_What you have to do_
Every line of the data below must be output exactly, with images left out.

#####

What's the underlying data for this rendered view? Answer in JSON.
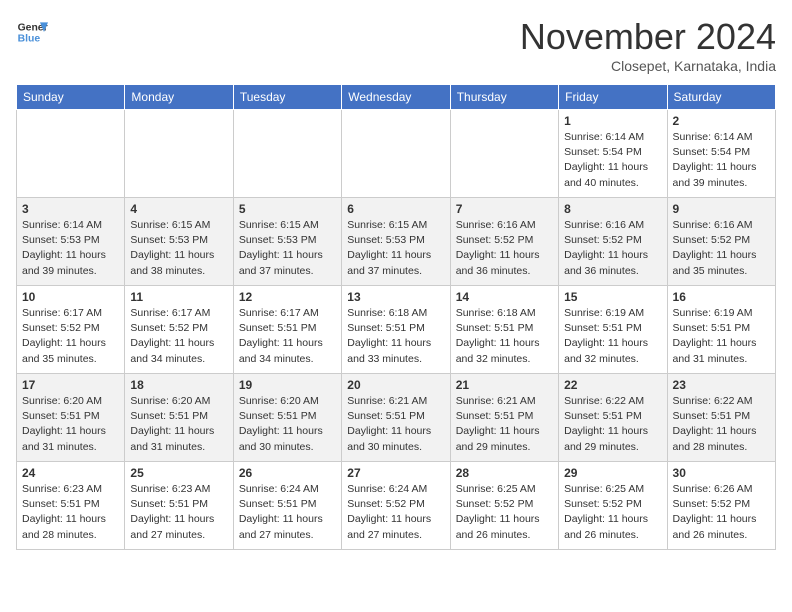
{
  "header": {
    "logo_line1": "General",
    "logo_line2": "Blue",
    "month_title": "November 2024",
    "location": "Closepet, Karnataka, India"
  },
  "weekdays": [
    "Sunday",
    "Monday",
    "Tuesday",
    "Wednesday",
    "Thursday",
    "Friday",
    "Saturday"
  ],
  "weeks": [
    [
      {
        "day": "",
        "info": ""
      },
      {
        "day": "",
        "info": ""
      },
      {
        "day": "",
        "info": ""
      },
      {
        "day": "",
        "info": ""
      },
      {
        "day": "",
        "info": ""
      },
      {
        "day": "1",
        "info": "Sunrise: 6:14 AM\nSunset: 5:54 PM\nDaylight: 11 hours\nand 40 minutes."
      },
      {
        "day": "2",
        "info": "Sunrise: 6:14 AM\nSunset: 5:54 PM\nDaylight: 11 hours\nand 39 minutes."
      }
    ],
    [
      {
        "day": "3",
        "info": "Sunrise: 6:14 AM\nSunset: 5:53 PM\nDaylight: 11 hours\nand 39 minutes."
      },
      {
        "day": "4",
        "info": "Sunrise: 6:15 AM\nSunset: 5:53 PM\nDaylight: 11 hours\nand 38 minutes."
      },
      {
        "day": "5",
        "info": "Sunrise: 6:15 AM\nSunset: 5:53 PM\nDaylight: 11 hours\nand 37 minutes."
      },
      {
        "day": "6",
        "info": "Sunrise: 6:15 AM\nSunset: 5:53 PM\nDaylight: 11 hours\nand 37 minutes."
      },
      {
        "day": "7",
        "info": "Sunrise: 6:16 AM\nSunset: 5:52 PM\nDaylight: 11 hours\nand 36 minutes."
      },
      {
        "day": "8",
        "info": "Sunrise: 6:16 AM\nSunset: 5:52 PM\nDaylight: 11 hours\nand 36 minutes."
      },
      {
        "day": "9",
        "info": "Sunrise: 6:16 AM\nSunset: 5:52 PM\nDaylight: 11 hours\nand 35 minutes."
      }
    ],
    [
      {
        "day": "10",
        "info": "Sunrise: 6:17 AM\nSunset: 5:52 PM\nDaylight: 11 hours\nand 35 minutes."
      },
      {
        "day": "11",
        "info": "Sunrise: 6:17 AM\nSunset: 5:52 PM\nDaylight: 11 hours\nand 34 minutes."
      },
      {
        "day": "12",
        "info": "Sunrise: 6:17 AM\nSunset: 5:51 PM\nDaylight: 11 hours\nand 34 minutes."
      },
      {
        "day": "13",
        "info": "Sunrise: 6:18 AM\nSunset: 5:51 PM\nDaylight: 11 hours\nand 33 minutes."
      },
      {
        "day": "14",
        "info": "Sunrise: 6:18 AM\nSunset: 5:51 PM\nDaylight: 11 hours\nand 32 minutes."
      },
      {
        "day": "15",
        "info": "Sunrise: 6:19 AM\nSunset: 5:51 PM\nDaylight: 11 hours\nand 32 minutes."
      },
      {
        "day": "16",
        "info": "Sunrise: 6:19 AM\nSunset: 5:51 PM\nDaylight: 11 hours\nand 31 minutes."
      }
    ],
    [
      {
        "day": "17",
        "info": "Sunrise: 6:20 AM\nSunset: 5:51 PM\nDaylight: 11 hours\nand 31 minutes."
      },
      {
        "day": "18",
        "info": "Sunrise: 6:20 AM\nSunset: 5:51 PM\nDaylight: 11 hours\nand 31 minutes."
      },
      {
        "day": "19",
        "info": "Sunrise: 6:20 AM\nSunset: 5:51 PM\nDaylight: 11 hours\nand 30 minutes."
      },
      {
        "day": "20",
        "info": "Sunrise: 6:21 AM\nSunset: 5:51 PM\nDaylight: 11 hours\nand 30 minutes."
      },
      {
        "day": "21",
        "info": "Sunrise: 6:21 AM\nSunset: 5:51 PM\nDaylight: 11 hours\nand 29 minutes."
      },
      {
        "day": "22",
        "info": "Sunrise: 6:22 AM\nSunset: 5:51 PM\nDaylight: 11 hours\nand 29 minutes."
      },
      {
        "day": "23",
        "info": "Sunrise: 6:22 AM\nSunset: 5:51 PM\nDaylight: 11 hours\nand 28 minutes."
      }
    ],
    [
      {
        "day": "24",
        "info": "Sunrise: 6:23 AM\nSunset: 5:51 PM\nDaylight: 11 hours\nand 28 minutes."
      },
      {
        "day": "25",
        "info": "Sunrise: 6:23 AM\nSunset: 5:51 PM\nDaylight: 11 hours\nand 27 minutes."
      },
      {
        "day": "26",
        "info": "Sunrise: 6:24 AM\nSunset: 5:51 PM\nDaylight: 11 hours\nand 27 minutes."
      },
      {
        "day": "27",
        "info": "Sunrise: 6:24 AM\nSunset: 5:52 PM\nDaylight: 11 hours\nand 27 minutes."
      },
      {
        "day": "28",
        "info": "Sunrise: 6:25 AM\nSunset: 5:52 PM\nDaylight: 11 hours\nand 26 minutes."
      },
      {
        "day": "29",
        "info": "Sunrise: 6:25 AM\nSunset: 5:52 PM\nDaylight: 11 hours\nand 26 minutes."
      },
      {
        "day": "30",
        "info": "Sunrise: 6:26 AM\nSunset: 5:52 PM\nDaylight: 11 hours\nand 26 minutes."
      }
    ]
  ]
}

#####

_Answer to the problem_
What's the underlying data for this rendered view? Answer in JSON.
{
  "header": {
    "logo_line1": "General",
    "logo_line2": "Blue",
    "month_title": "November 2024",
    "location": "Closepet, Karnataka, India"
  },
  "weekdays": [
    "Sunday",
    "Monday",
    "Tuesday",
    "Wednesday",
    "Thursday",
    "Friday",
    "Saturday"
  ],
  "weeks": [
    [
      {
        "day": "",
        "info": ""
      },
      {
        "day": "",
        "info": ""
      },
      {
        "day": "",
        "info": ""
      },
      {
        "day": "",
        "info": ""
      },
      {
        "day": "",
        "info": ""
      },
      {
        "day": "1",
        "info": "Sunrise: 6:14 AM\nSunset: 5:54 PM\nDaylight: 11 hours\nand 40 minutes."
      },
      {
        "day": "2",
        "info": "Sunrise: 6:14 AM\nSunset: 5:54 PM\nDaylight: 11 hours\nand 39 minutes."
      }
    ],
    [
      {
        "day": "3",
        "info": "Sunrise: 6:14 AM\nSunset: 5:53 PM\nDaylight: 11 hours\nand 39 minutes."
      },
      {
        "day": "4",
        "info": "Sunrise: 6:15 AM\nSunset: 5:53 PM\nDaylight: 11 hours\nand 38 minutes."
      },
      {
        "day": "5",
        "info": "Sunrise: 6:15 AM\nSunset: 5:53 PM\nDaylight: 11 hours\nand 37 minutes."
      },
      {
        "day": "6",
        "info": "Sunrise: 6:15 AM\nSunset: 5:53 PM\nDaylight: 11 hours\nand 37 minutes."
      },
      {
        "day": "7",
        "info": "Sunrise: 6:16 AM\nSunset: 5:52 PM\nDaylight: 11 hours\nand 36 minutes."
      },
      {
        "day": "8",
        "info": "Sunrise: 6:16 AM\nSunset: 5:52 PM\nDaylight: 11 hours\nand 36 minutes."
      },
      {
        "day": "9",
        "info": "Sunrise: 6:16 AM\nSunset: 5:52 PM\nDaylight: 11 hours\nand 35 minutes."
      }
    ],
    [
      {
        "day": "10",
        "info": "Sunrise: 6:17 AM\nSunset: 5:52 PM\nDaylight: 11 hours\nand 35 minutes."
      },
      {
        "day": "11",
        "info": "Sunrise: 6:17 AM\nSunset: 5:52 PM\nDaylight: 11 hours\nand 34 minutes."
      },
      {
        "day": "12",
        "info": "Sunrise: 6:17 AM\nSunset: 5:51 PM\nDaylight: 11 hours\nand 34 minutes."
      },
      {
        "day": "13",
        "info": "Sunrise: 6:18 AM\nSunset: 5:51 PM\nDaylight: 11 hours\nand 33 minutes."
      },
      {
        "day": "14",
        "info": "Sunrise: 6:18 AM\nSunset: 5:51 PM\nDaylight: 11 hours\nand 32 minutes."
      },
      {
        "day": "15",
        "info": "Sunrise: 6:19 AM\nSunset: 5:51 PM\nDaylight: 11 hours\nand 32 minutes."
      },
      {
        "day": "16",
        "info": "Sunrise: 6:19 AM\nSunset: 5:51 PM\nDaylight: 11 hours\nand 31 minutes."
      }
    ],
    [
      {
        "day": "17",
        "info": "Sunrise: 6:20 AM\nSunset: 5:51 PM\nDaylight: 11 hours\nand 31 minutes."
      },
      {
        "day": "18",
        "info": "Sunrise: 6:20 AM\nSunset: 5:51 PM\nDaylight: 11 hours\nand 31 minutes."
      },
      {
        "day": "19",
        "info": "Sunrise: 6:20 AM\nSunset: 5:51 PM\nDaylight: 11 hours\nand 30 minutes."
      },
      {
        "day": "20",
        "info": "Sunrise: 6:21 AM\nSunset: 5:51 PM\nDaylight: 11 hours\nand 30 minutes."
      },
      {
        "day": "21",
        "info": "Sunrise: 6:21 AM\nSunset: 5:51 PM\nDaylight: 11 hours\nand 29 minutes."
      },
      {
        "day": "22",
        "info": "Sunrise: 6:22 AM\nSunset: 5:51 PM\nDaylight: 11 hours\nand 29 minutes."
      },
      {
        "day": "23",
        "info": "Sunrise: 6:22 AM\nSunset: 5:51 PM\nDaylight: 11 hours\nand 28 minutes."
      }
    ],
    [
      {
        "day": "24",
        "info": "Sunrise: 6:23 AM\nSunset: 5:51 PM\nDaylight: 11 hours\nand 28 minutes."
      },
      {
        "day": "25",
        "info": "Sunrise: 6:23 AM\nSunset: 5:51 PM\nDaylight: 11 hours\nand 27 minutes."
      },
      {
        "day": "26",
        "info": "Sunrise: 6:24 AM\nSunset: 5:51 PM\nDaylight: 11 hours\nand 27 minutes."
      },
      {
        "day": "27",
        "info": "Sunrise: 6:24 AM\nSunset: 5:52 PM\nDaylight: 11 hours\nand 27 minutes."
      },
      {
        "day": "28",
        "info": "Sunrise: 6:25 AM\nSunset: 5:52 PM\nDaylight: 11 hours\nand 26 minutes."
      },
      {
        "day": "29",
        "info": "Sunrise: 6:25 AM\nSunset: 5:52 PM\nDaylight: 11 hours\nand 26 minutes."
      },
      {
        "day": "30",
        "info": "Sunrise: 6:26 AM\nSunset: 5:52 PM\nDaylight: 11 hours\nand 26 minutes."
      }
    ]
  ]
}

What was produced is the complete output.